- _Description of the task_
For each record below, retype the text exactly and omit any image.

- _Entries shown_
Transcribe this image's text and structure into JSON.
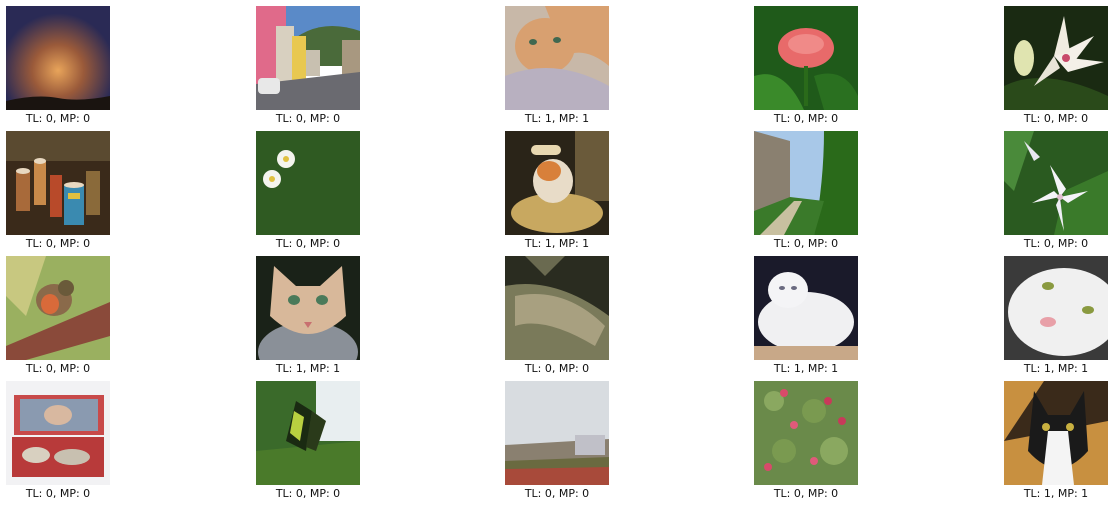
{
  "grid": [
    [
      {
        "caption": "TL: 0, MP: 0",
        "subject": "sunset-sky"
      },
      {
        "caption": "TL: 0, MP: 0",
        "subject": "street-houses"
      },
      {
        "caption": "TL: 1, MP: 1",
        "subject": "orange-cat"
      },
      {
        "caption": "TL: 0, MP: 0",
        "subject": "pink-rose"
      },
      {
        "caption": "TL: 0, MP: 0",
        "subject": "white-lily"
      }
    ],
    [
      {
        "caption": "TL: 0, MP: 0",
        "subject": "drums"
      },
      {
        "caption": "TL: 0, MP: 0",
        "subject": "daisies-on-grass"
      },
      {
        "caption": "TL: 1, MP: 1",
        "subject": "cat-on-cushion"
      },
      {
        "caption": "TL: 0, MP: 0",
        "subject": "garden-path"
      },
      {
        "caption": "TL: 0, MP: 0",
        "subject": "white-star-flowers"
      }
    ],
    [
      {
        "caption": "TL: 0, MP: 0",
        "subject": "robin"
      },
      {
        "caption": "TL: 1, MP: 1",
        "subject": "cat-face"
      },
      {
        "caption": "TL: 0, MP: 0",
        "subject": "dark-leaf"
      },
      {
        "caption": "TL: 1, MP: 1",
        "subject": "white-fluffy-cat"
      },
      {
        "caption": "TL: 1, MP: 1",
        "subject": "white-cat-closeup"
      }
    ],
    [
      {
        "caption": "TL: 0, MP: 0",
        "subject": "photo-box"
      },
      {
        "caption": "TL: 0, MP: 0",
        "subject": "butterfly"
      },
      {
        "caption": "TL: 0, MP: 0",
        "subject": "cloudy-town"
      },
      {
        "caption": "TL: 0, MP: 0",
        "subject": "pink-flower-bush"
      },
      {
        "caption": "TL: 1, MP: 1",
        "subject": "black-white-cat"
      }
    ]
  ]
}
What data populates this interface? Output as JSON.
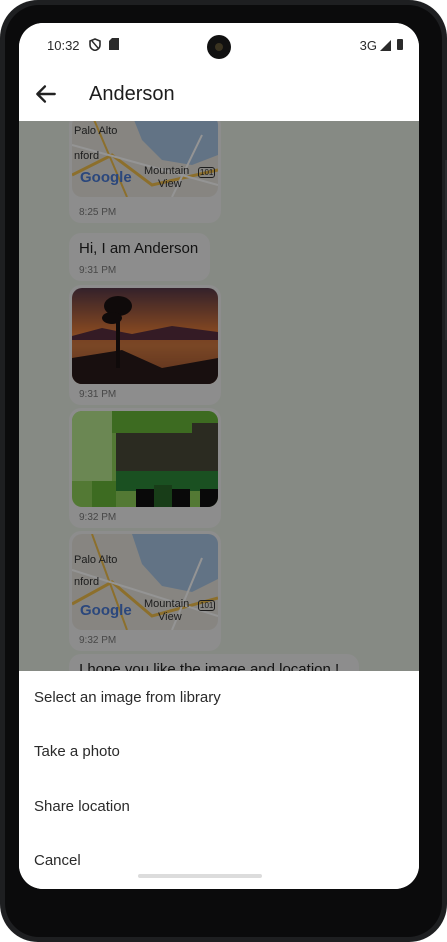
{
  "status_bar": {
    "time": "10:32",
    "network": "3G"
  },
  "app_bar": {
    "title": "Anderson"
  },
  "messages": [
    {
      "type": "location",
      "time": "8:25 PM",
      "map_labels": [
        "Palo Alto",
        "nford",
        "Mountain",
        "View",
        "101",
        "Google"
      ]
    },
    {
      "type": "text",
      "text": "Hi, I am Anderson",
      "time": "9:31 PM"
    },
    {
      "type": "image",
      "time": "9:31 PM"
    },
    {
      "type": "image",
      "time": "9:32 PM"
    },
    {
      "type": "location",
      "time": "9:32 PM",
      "map_labels": [
        "Palo Alto",
        "nford",
        "Mountain",
        "View",
        "101",
        "Google"
      ]
    },
    {
      "type": "text",
      "text": "I hope you like the image and location !"
    }
  ],
  "sheet": {
    "items": [
      "Select an image from library",
      "Take a photo",
      "Share location",
      "Cancel"
    ]
  }
}
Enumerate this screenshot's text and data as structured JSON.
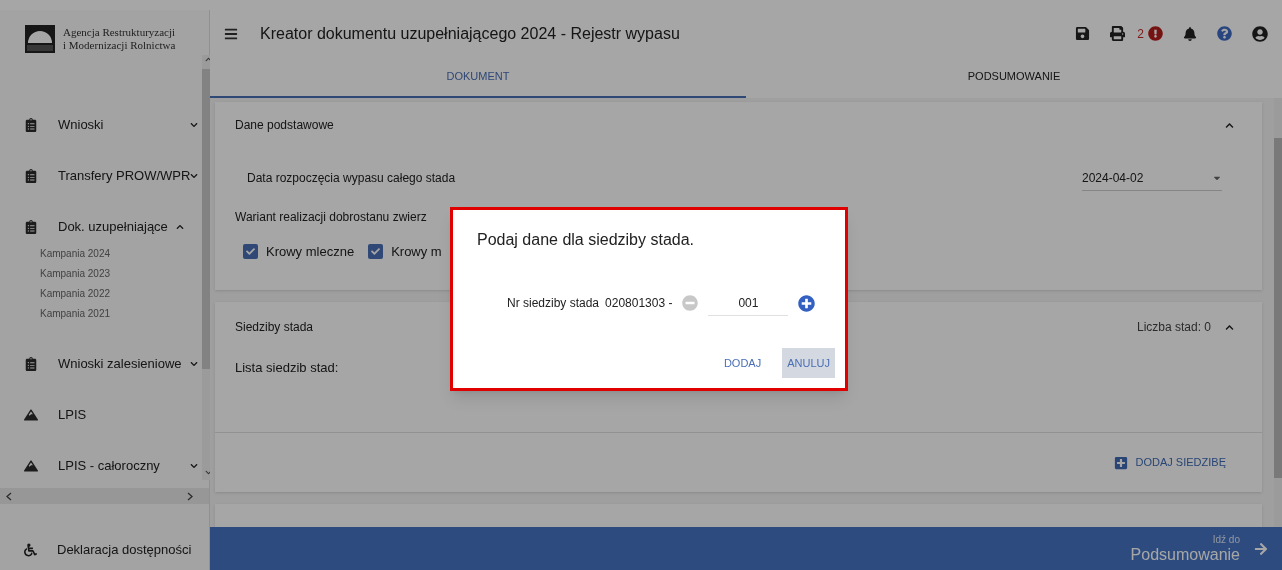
{
  "sidebar": {
    "logo_lines": [
      "Agencja Restrukturyzacji",
      "i Modernizacji Rolnictwa"
    ],
    "items": [
      {
        "label": "Wnioski",
        "kind": "clipboard",
        "expanded": false
      },
      {
        "label": "Transfery PROW/WPR",
        "kind": "clipboard",
        "expanded": false
      },
      {
        "label": "Dok. uzupełniające",
        "kind": "clipboard",
        "expanded": true,
        "children": [
          {
            "label": "Kampania 2024"
          },
          {
            "label": "Kampania 2023"
          },
          {
            "label": "Kampania 2022"
          },
          {
            "label": "Kampania 2021"
          }
        ]
      },
      {
        "label": "Wnioski zalesieniowe",
        "kind": "clipboard",
        "expanded": false
      },
      {
        "label": "LPIS",
        "kind": "map"
      },
      {
        "label": "LPIS - całoroczny",
        "kind": "map",
        "expanded": false
      }
    ],
    "footer_item": {
      "label": "Deklaracja dostępności"
    }
  },
  "header": {
    "title": "Kreator dokumentu uzupełniającego 2024 - Rejestr wypasu",
    "error_count": "2"
  },
  "tabs": [
    {
      "label": "DOKUMENT",
      "selected": true
    },
    {
      "label": "PODSUMOWANIE",
      "selected": false
    }
  ],
  "basic": {
    "title": "Dane podstawowe",
    "date_label": "Data rozpoczęcia wypasu całego stada",
    "date_value": "2024-04-02",
    "variant_label": "Wariant realizacji dobrostanu zwierz",
    "checkboxes": [
      {
        "label": "Krowy mleczne",
        "checked": true
      },
      {
        "label": "Krowy m",
        "checked": true
      }
    ]
  },
  "herds": {
    "title": "Siedziby stada",
    "count": "Liczba stad: 0",
    "list_label": "Lista siedzib stad:",
    "add_button": "DODAJ SIEDZIBĘ"
  },
  "bottom_bar": {
    "caption": "Idź do",
    "target": "Podsumowanie"
  },
  "dialog": {
    "title": "Podaj dane dla siedziby stada.",
    "field_label": "Nr siedziby stada",
    "prefix": "020801303 -",
    "value": "001",
    "buttons": [
      {
        "label": "DODAJ",
        "focused": false
      },
      {
        "label": "ANULUJ",
        "focused": true
      }
    ]
  }
}
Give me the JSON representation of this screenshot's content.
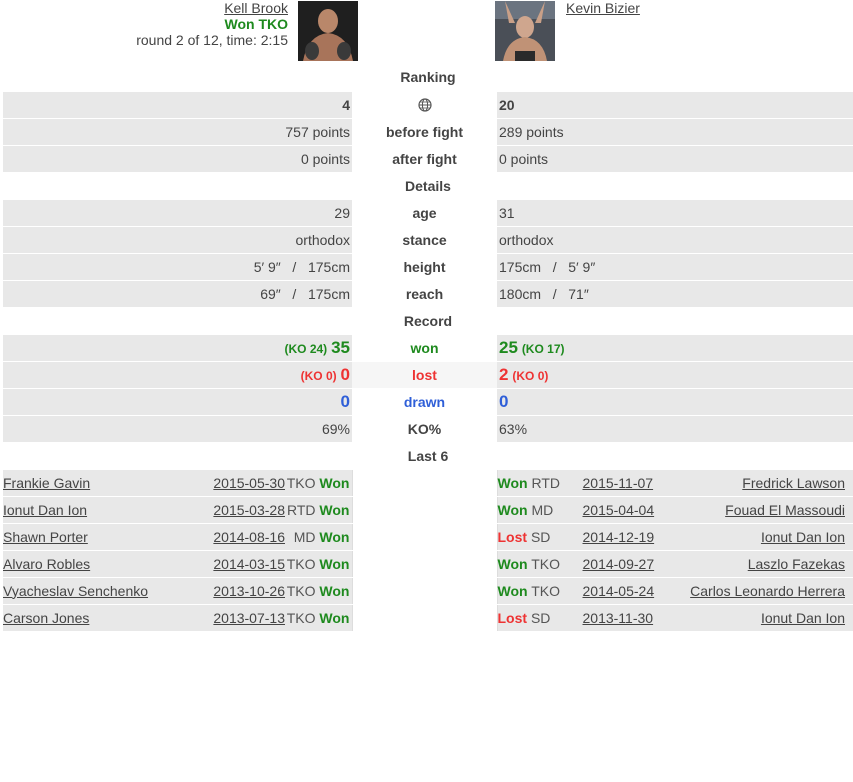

- _Solution to the exercise_
Transcribe this image's text and structure into JSON.
{
  "grid": [
    [
      {
        "caption": "TL: 0, MP: 0",
        "subject": "sunset-sky"
      },
      {
        "caption": "TL: 0, MP: 0",
        "subject": "street-houses"
      },
      {
        "caption": "TL: 1, MP: 1",
        "subject": "orange-cat"
      },
      {
        "caption": "TL: 0, MP: 0",
        "subject": "pink-rose"
      },
      {
        "caption": "TL: 0, MP: 0",
        "subject": "white-lily"
      }
    ],
    [
      {
        "caption": "TL: 0, MP: 0",
        "subject": "drums"
      },
      {
        "caption": "TL: 0, MP: 0",
        "subject": "daisies-on-grass"
      },
      {
        "caption": "TL: 1, MP: 1",
        "subject": "cat-on-cushion"
      },
      {
        "caption": "TL: 0, MP: 0",
        "subject": "garden-path"
      },
      {
        "caption": "TL: 0, MP: 0",
        "subject": "white-star-flowers"
      }
    ],
    [
      {
        "caption": "TL: 0, MP: 0",
        "subject": "robin"
      },
      {
        "caption": "TL: 1, MP: 1",
        "subject": "cat-face"
      },
      {
        "caption": "TL: 0, MP: 0",
        "subject": "dark-leaf"
      },
      {
        "caption": "TL: 1, MP: 1",
        "subject": "white-fluffy-cat"
      },
      {
        "caption": "TL: 1, MP: 1",
        "subject": "white-cat-closeup"
      }
    ],
    [
      {
        "caption": "TL: 0, MP: 0",
        "subject": "photo-box"
      },
      {
        "caption": "TL: 0, MP: 0",
        "subject": "butterfly"
      },
      {
        "caption": "TL: 0, MP: 0",
        "subject": "cloudy-town"
      },
      {
        "caption": "TL: 0, MP: 0",
        "subject": "pink-flower-bush"
      },
      {
        "caption": "TL: 1, MP: 1",
        "subject": "black-white-cat"
      }
    ]
  ]
}
What data populates this interface? Output as JSON.
{
  "status_bar": {
    "time": "10:32",
    "network": "3G"
  },
  "app_bar": {
    "title": "Anderson"
  },
  "messages": [
    {
      "type": "location",
      "time": "8:25 PM",
      "map_labels": [
        "Palo Alto",
        "nford",
        "Mountain",
        "View",
        "101",
        "Google"
      ]
    },
    {
      "type": "text",
      "text": "Hi, I am Anderson",
      "time": "9:31 PM"
    },
    {
      "type": "image",
      "time": "9:31 PM"
    },
    {
      "type": "image",
      "time": "9:32 PM"
    },
    {
      "type": "location",
      "time": "9:32 PM",
      "map_labels": [
        "Palo Alto",
        "nford",
        "Mountain",
        "View",
        "101",
        "Google"
      ]
    },
    {
      "type": "text",
      "text": "I hope you like the image and location !"
    }
  ],
  "sheet": {
    "items": [
      "Select an image from library",
      "Take a photo",
      "Share location",
      "Cancel"
    ]
  }
}
Enumerate this screenshot's text and data as structured JSON.
{
  "sidebar": {
    "logo_lines": [
      "Agencja Restrukturyzacji",
      "i Modernizacji Rolnictwa"
    ],
    "items": [
      {
        "label": "Wnioski",
        "kind": "clipboard",
        "expanded": false
      },
      {
        "label": "Transfery PROW/WPR",
        "kind": "clipboard",
        "expanded": false
      },
      {
        "label": "Dok. uzupełniające",
        "kind": "clipboard",
        "expanded": true,
        "children": [
          {
            "label": "Kampania 2024"
          },
          {
            "label": "Kampania 2023"
          },
          {
            "label": "Kampania 2022"
          },
          {
            "label": "Kampania 2021"
          }
        ]
      },
      {
        "label": "Wnioski zalesieniowe",
        "kind": "clipboard",
        "expanded": false
      },
      {
        "label": "LPIS",
        "kind": "map"
      },
      {
        "label": "LPIS - całoroczny",
        "kind": "map",
        "expanded": false
      }
    ],
    "footer_item": {
      "label": "Deklaracja dostępności"
    }
  },
  "header": {
    "title": "Kreator dokumentu uzupełniającego 2024 - Rejestr wypasu",
    "error_count": "2"
  },
  "tabs": [
    {
      "label": "DOKUMENT",
      "selected": true
    },
    {
      "label": "PODSUMOWANIE",
      "selected": false
    }
  ],
  "basic": {
    "title": "Dane podstawowe",
    "date_label": "Data rozpoczęcia wypasu całego stada",
    "date_value": "2024-04-02",
    "variant_label": "Wariant realizacji dobrostanu zwierz",
    "checkboxes": [
      {
        "label": "Krowy mleczne",
        "checked": true
      },
      {
        "label": "Krowy m",
        "checked": true
      }
    ]
  },
  "herds": {
    "title": "Siedziby stada",
    "count": "Liczba stad: 0",
    "list_label": "Lista siedzib stad:",
    "add_button": "DODAJ SIEDZIBĘ"
  },
  "bottom_bar": {
    "caption": "Idź do",
    "target": "Podsumowanie"
  },
  "dialog": {
    "title": "Podaj dane dla siedziby stada.",
    "field_label": "Nr siedziby stada",
    "prefix": "020801303 -",
    "value": "001",
    "buttons": [
      {
        "label": "DODAJ",
        "focused": false
      },
      {
        "label": "ANULUJ",
        "focused": true
      }
    ]
  }
}
Give me the JSON representation of this screenshot's content.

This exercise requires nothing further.